Healing the Healer: Addressing Physician Burnout

Healing the Healer: Addressing Physician Burnout

02 November 2023 Adam Blanning 1231 views

Adam Blanning, M.D., is one of the new leaders of the Medical Section at the Goetheanum. Here, he speaks with Charles Cross about a new course on physician burnout, held through the Physician’s Association for Anthroposophic Medicine.


Welcome back, Adam. Could you give us a little introduction to this initiative on physician burnout?

Well, it has been part of anthroposophic medical training for a while. Sometimes, people who come into the training are there because they recognize that they can’t keep doing medicine the same way that they have been.
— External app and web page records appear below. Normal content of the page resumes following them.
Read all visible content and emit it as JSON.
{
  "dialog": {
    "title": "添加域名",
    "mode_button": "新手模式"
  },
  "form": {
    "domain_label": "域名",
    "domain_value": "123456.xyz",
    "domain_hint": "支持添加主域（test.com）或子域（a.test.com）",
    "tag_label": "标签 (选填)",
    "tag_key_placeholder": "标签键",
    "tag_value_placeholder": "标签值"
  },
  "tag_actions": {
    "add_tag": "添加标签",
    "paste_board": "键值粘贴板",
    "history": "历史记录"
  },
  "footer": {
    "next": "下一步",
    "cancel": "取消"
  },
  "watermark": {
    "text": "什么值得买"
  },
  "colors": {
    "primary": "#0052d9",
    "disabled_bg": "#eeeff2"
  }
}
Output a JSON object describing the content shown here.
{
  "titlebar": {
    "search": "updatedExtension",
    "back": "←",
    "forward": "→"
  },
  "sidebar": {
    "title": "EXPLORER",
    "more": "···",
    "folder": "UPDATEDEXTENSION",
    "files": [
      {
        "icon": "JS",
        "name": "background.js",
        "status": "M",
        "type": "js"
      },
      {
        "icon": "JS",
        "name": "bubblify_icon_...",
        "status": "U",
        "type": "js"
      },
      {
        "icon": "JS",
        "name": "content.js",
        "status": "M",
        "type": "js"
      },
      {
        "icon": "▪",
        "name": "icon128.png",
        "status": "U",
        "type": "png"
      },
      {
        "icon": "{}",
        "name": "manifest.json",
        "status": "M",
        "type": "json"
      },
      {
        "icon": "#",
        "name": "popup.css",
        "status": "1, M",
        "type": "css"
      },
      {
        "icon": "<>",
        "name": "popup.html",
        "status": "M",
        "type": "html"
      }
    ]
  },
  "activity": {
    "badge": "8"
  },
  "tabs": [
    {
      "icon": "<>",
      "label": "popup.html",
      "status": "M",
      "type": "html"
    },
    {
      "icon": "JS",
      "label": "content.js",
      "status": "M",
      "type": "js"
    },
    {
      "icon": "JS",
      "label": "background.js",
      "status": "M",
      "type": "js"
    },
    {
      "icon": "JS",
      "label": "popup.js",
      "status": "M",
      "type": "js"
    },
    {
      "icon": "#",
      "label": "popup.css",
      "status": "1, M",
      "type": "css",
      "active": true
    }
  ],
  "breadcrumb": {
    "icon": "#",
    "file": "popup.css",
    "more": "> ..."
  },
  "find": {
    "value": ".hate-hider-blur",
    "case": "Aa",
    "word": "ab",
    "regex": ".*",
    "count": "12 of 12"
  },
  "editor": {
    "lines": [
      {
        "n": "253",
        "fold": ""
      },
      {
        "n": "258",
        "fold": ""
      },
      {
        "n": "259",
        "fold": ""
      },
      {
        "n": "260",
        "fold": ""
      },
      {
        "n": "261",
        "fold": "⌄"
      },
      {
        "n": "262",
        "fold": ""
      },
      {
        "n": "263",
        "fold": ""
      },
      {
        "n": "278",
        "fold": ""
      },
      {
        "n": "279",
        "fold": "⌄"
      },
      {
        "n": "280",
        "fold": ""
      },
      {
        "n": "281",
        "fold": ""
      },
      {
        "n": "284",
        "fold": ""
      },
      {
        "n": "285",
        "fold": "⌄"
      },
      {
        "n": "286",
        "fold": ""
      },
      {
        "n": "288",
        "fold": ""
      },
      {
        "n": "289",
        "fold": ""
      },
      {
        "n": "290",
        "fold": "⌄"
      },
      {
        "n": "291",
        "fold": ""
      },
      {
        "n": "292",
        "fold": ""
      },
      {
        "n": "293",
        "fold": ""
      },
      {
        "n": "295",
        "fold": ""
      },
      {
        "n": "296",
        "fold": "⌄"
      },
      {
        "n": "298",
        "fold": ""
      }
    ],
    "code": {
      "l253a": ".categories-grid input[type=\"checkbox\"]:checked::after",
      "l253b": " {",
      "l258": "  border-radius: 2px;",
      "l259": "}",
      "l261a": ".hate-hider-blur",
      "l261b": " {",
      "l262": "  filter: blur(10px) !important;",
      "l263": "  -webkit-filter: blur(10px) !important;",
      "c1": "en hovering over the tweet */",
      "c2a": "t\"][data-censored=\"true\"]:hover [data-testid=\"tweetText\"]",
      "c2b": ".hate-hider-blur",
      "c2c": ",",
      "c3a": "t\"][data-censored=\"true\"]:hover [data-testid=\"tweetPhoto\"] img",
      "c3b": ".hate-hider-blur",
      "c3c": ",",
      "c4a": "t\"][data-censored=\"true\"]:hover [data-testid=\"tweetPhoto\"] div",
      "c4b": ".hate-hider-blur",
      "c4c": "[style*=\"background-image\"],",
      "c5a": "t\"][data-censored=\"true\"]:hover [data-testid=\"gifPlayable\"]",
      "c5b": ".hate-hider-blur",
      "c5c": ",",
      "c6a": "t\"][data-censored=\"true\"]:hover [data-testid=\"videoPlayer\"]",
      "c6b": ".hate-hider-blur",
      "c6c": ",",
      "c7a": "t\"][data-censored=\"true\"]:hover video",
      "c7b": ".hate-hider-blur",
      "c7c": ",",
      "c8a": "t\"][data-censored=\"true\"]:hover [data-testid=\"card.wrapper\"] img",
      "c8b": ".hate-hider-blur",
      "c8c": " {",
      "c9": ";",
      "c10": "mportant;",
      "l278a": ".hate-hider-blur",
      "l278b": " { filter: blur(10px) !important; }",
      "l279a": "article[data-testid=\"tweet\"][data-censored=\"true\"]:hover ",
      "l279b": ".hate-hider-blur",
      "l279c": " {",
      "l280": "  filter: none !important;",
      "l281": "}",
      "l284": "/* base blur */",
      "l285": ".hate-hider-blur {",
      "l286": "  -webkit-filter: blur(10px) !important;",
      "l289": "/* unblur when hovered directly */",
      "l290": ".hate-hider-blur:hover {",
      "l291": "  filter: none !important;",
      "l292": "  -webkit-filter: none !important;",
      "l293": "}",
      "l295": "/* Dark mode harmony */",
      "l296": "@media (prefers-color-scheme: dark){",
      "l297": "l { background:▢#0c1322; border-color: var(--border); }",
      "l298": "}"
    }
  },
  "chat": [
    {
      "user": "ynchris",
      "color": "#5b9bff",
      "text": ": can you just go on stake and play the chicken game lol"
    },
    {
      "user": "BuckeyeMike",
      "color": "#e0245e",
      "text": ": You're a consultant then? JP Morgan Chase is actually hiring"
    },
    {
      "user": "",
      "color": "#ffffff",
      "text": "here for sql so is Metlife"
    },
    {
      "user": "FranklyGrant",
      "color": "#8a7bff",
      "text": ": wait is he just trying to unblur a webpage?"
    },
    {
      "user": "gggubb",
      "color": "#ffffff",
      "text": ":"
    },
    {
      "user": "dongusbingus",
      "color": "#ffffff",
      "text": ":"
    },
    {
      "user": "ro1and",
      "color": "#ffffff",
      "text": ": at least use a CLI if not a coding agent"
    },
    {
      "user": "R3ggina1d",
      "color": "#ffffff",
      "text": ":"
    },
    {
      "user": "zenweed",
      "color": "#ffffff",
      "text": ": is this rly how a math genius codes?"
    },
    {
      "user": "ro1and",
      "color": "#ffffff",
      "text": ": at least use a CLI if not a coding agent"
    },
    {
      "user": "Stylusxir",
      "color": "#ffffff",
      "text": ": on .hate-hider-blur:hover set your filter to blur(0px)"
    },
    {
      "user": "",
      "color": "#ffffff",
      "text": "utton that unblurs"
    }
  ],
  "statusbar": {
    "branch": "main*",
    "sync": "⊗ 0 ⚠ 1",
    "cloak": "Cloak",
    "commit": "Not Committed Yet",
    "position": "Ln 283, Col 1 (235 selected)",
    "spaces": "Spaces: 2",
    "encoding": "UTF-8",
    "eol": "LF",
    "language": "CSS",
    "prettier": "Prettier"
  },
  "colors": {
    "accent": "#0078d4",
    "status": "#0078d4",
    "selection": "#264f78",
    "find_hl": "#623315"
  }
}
It’s a little sobering because it’s often people who have been actively practicing medicine and taking care of patients for maybe 10 or 15 years saying, “I really need to do something different.” However, something has come up several times in these last years with medical students who are curious about holistic or integrative medicine and asking, “How do you support yourself? How do you keep resiliency going?” We’ve had medical students who were sometimes only in their first or second year of study telling us that they were feeling burned out and really questioning what they’re doing or where their training is taking them.

It’s something that’s become a common experience, more and more. Statistics show that in the last 3 or 4 years, 60 to 70% of physicians are feeling burned out. I was just at a large integrative medicine conference where it was shared that, at least in the United States, it’s estimated that one physician a day commits suicide because of burnout.

It sounds like, just by its nature, anthroposophic medicine attracts and helps folks at risk of burnout.

Burnout is a place where people are looking for other perspectives, and it’s a place where it’s hard to go very far without openly talking about meaning and spirituality. We’re coming to 100 years since Rudolf Steiner gave the course for the younger doctors—there will be some special conferences in January to commemorate that. One of the things that Steiner speaks quite directly about is, “How do we find our will to heal?” It might not be the case with other activities, but it is pretty hard in the medical field to keep it from being just a job if you don’t connect to this will to heal.

This excerpt comes from an article originally published in the (online exclusive) English Edition of the weekly Newsletter ‹Das Goetheanum›. You can read the full article on the website of ‹Das Goetheanum›.


Cover image Sofia Lismont